Considering each fighter’s submission sensibilities, I’ll be curious to see how they implement their strengths.
Akin to his now-coach, Khabib Nurmagomedov, Makhachev also scores a majority of his takedowns off of chaining attacks in clinch space. Whether Makhachev is working from his favored single-leg position or hitting slick trips and tosses from tie-ups, the product from Dagestan displays solid adaptability in wrestling scenarios.
I suspect we’ll see Makhachev lean much more on his trips from the clinch given his opponent’s propensity to snatch necks in this space, but no one should be underestimating Oliveira here.
Shortly after getting outwrestled by Frankie Edgar back at UFC 162, Oliveira worked diligently to improve that portion of his grappling game, as it’s now common to see the Brazilian outwrestling stronger fighters early and often (especially if he can get to any variation of a bodylock).
But if Makhachev is trying to get offensive with his takedowns like most of us suspect, then do not be surprised to see Oliveira revert to his home of front-choke counters.
Oliveira is masterful from most front-headlock variations, displaying the acumen to shift the dynamic of a position as he unleashes interweaving submission attempts as if he’s firing them off from an M-60 machine gun.

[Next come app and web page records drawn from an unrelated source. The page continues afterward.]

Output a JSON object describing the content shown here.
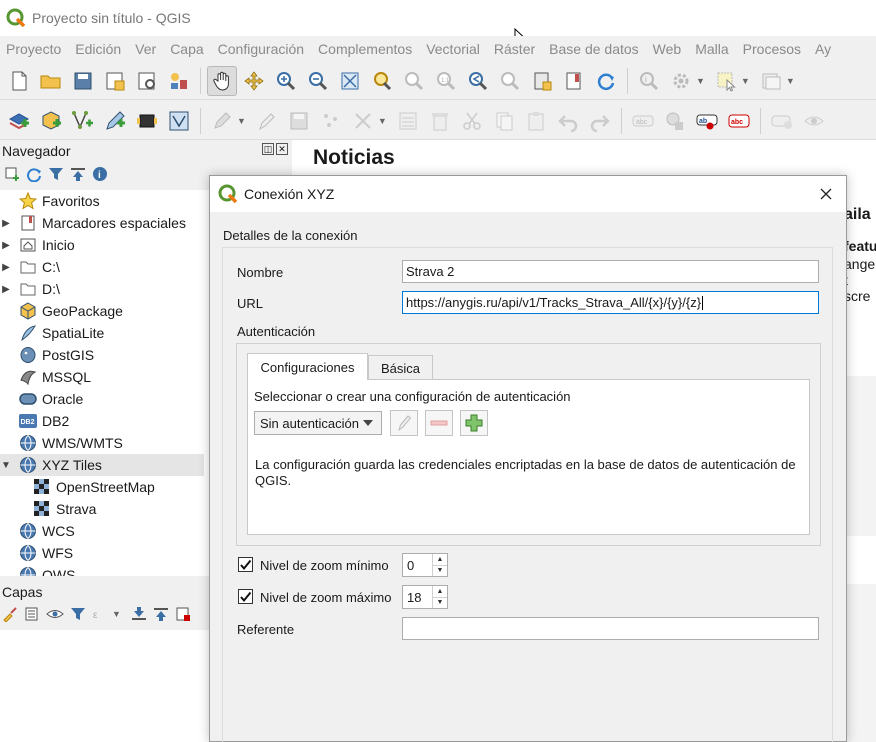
{
  "window": {
    "title": "Proyecto sin título - QGIS"
  },
  "menu": [
    "Proyecto",
    "Edición",
    "Ver",
    "Capa",
    "Configuración",
    "Complementos",
    "Vectorial",
    "Ráster",
    "Base de datos",
    "Web",
    "Malla",
    "Procesos",
    "Ay"
  ],
  "navigator": {
    "title": "Navegador",
    "items": [
      {
        "label": "Favoritos",
        "icon": "star-icon",
        "expandable": false
      },
      {
        "label": "Marcadores espaciales",
        "icon": "bookmark-icon",
        "expandable": true
      },
      {
        "label": "Inicio",
        "icon": "home-folder-icon",
        "expandable": true
      },
      {
        "label": "C:\\",
        "icon": "drive-icon",
        "expandable": true
      },
      {
        "label": "D:\\",
        "icon": "drive-icon",
        "expandable": true
      },
      {
        "label": "GeoPackage",
        "icon": "geopackage-icon",
        "expandable": false
      },
      {
        "label": "SpatiaLite",
        "icon": "spatialite-icon",
        "expandable": false
      },
      {
        "label": "PostGIS",
        "icon": "postgis-icon",
        "expandable": false
      },
      {
        "label": "MSSQL",
        "icon": "mssql-icon",
        "expandable": false
      },
      {
        "label": "Oracle",
        "icon": "oracle-icon",
        "expandable": false
      },
      {
        "label": "DB2",
        "icon": "db2-icon",
        "expandable": false
      },
      {
        "label": "WMS/WMTS",
        "icon": "globe-icon",
        "expandable": false
      },
      {
        "label": "XYZ Tiles",
        "icon": "globe-icon",
        "expandable": true,
        "expanded": true
      },
      {
        "label": "OpenStreetMap",
        "icon": "xyz-tile-icon",
        "child": true
      },
      {
        "label": "Strava",
        "icon": "xyz-tile-icon",
        "child": true
      },
      {
        "label": "WCS",
        "icon": "globe-icon",
        "expandable": false
      },
      {
        "label": "WFS",
        "icon": "globe-icon",
        "expandable": false
      },
      {
        "label": "OWS",
        "icon": "globe-icon",
        "expandable": false
      }
    ]
  },
  "layers": {
    "title": "Capas"
  },
  "news": {
    "title": "Noticias",
    "fragments": [
      "aila",
      "featu",
      "angel",
      "t scre"
    ]
  },
  "dialog": {
    "title": "Conexión XYZ",
    "group_title": "Detalles de la conexión",
    "name_label": "Nombre",
    "name_value": "Strava 2",
    "url_label": "URL",
    "url_value": "https://anygis.ru/api/v1/Tracks_Strava_All/{x}/{y}/{z}",
    "auth_label": "Autenticación",
    "tabs": [
      "Configuraciones",
      "Básica"
    ],
    "auth_prompt": "Seleccionar o crear una configuración de autenticación",
    "auth_combo": "Sin autenticación",
    "auth_note": "La configuración guarda las credenciales encriptadas en la base de datos de autenticación de QGIS.",
    "zoom_min_label": "Nivel de zoom mínimo",
    "zoom_min_value": "0",
    "zoom_min_checked": true,
    "zoom_max_label": "Nivel de zoom máximo",
    "zoom_max_value": "18",
    "zoom_max_checked": true,
    "referer_label": "Referente",
    "referer_value": ""
  }
}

Nevertheless, whether we’re talking about mat wrestling or transitional grappling in general, it can be hard to get a beat on Makhachev.
Aside from having tremendous hip and grip awareness, Makhachev is one of my favorite fighters to point to in regard to demonstrating the importance of wrist control. An unsung hero in regard to effective martial arts techniques, Makhachev’s quiet control of hands and wrists helps stymie his opposition’s advances while he furthers his own.
Makhachev also employs stellar legwork that goes beyond his standing clinch work, as it’s not uncommon to see the 12-year pro incorporate crab rides in conjunction with back attacks (as seen in his finish of Thiago Moises).
That said, Moises was able to briefly befuddle Makhachev with leg lock attacks off of his back – which is something worth noting when you consider the leg entanglements that Oliveria successfully utilized to thwart the ground striking of Kevin Lee.
Point of interest: Odds and opinions
The oddsmakers and the public are favoring the Dagestani fighter, listing Makhachev -190 and Oliveira +160 via Tipico Sportsbook.
Although I’m glad to see this betting line come back down to earth, part of me is still shocked to see so many people doubt Oliveira at this point in his career.
Don’t get me wrong: Makhachev is a real talent who many, including myself, have been high on for over half a decade now. Should Makhachev successfully navigate past Oliveira’s multi-layered striking and submission acumen, then no one should be shocked to see the 31-year-old grind down and ground out his Brazillian foe down the stretch.
Nevertheless, it’s ultimately hard for me to ignore the fact that Makhachev’s biggest habit happens to put him right into Oliveira’s favorite kill zone.
— Dan Tom (@DanTomMMA) May 12, 2021
As seen in the clip above, Oliveira – no matter the scenario or submission variation – ALWAYS feeds the head to his left side/arm.
Can you guess which side Makhachev’s head sags off to during shot and clinch entries?
That’s right, Makhachev – nine times out of 10 – will either shoot takedowns with his head on his right side (Oliveira’s left) or sag his head off to that same side due to his propensity to establish underhooks or leg reaps off of his left side.
Now, does this guarantee Oliveira a win by submission? Of course not.
However, muscle memory is a major factor that’s hard to control in the chaos of a fight. And when someone is under severe duress, they tend to revert back to their base of comfort.
For that reason, I’ll side with the fighter who thrives in chaos and has proven that he can walk through the fire. Makhachev has never faced a fighter this potent in the particular areas stated above, as I see “Slim Charles” wrapping up a submission by the second round – leaving no doubt who the real king is at 155 pounds.
Prediction: Oliveira inside the distance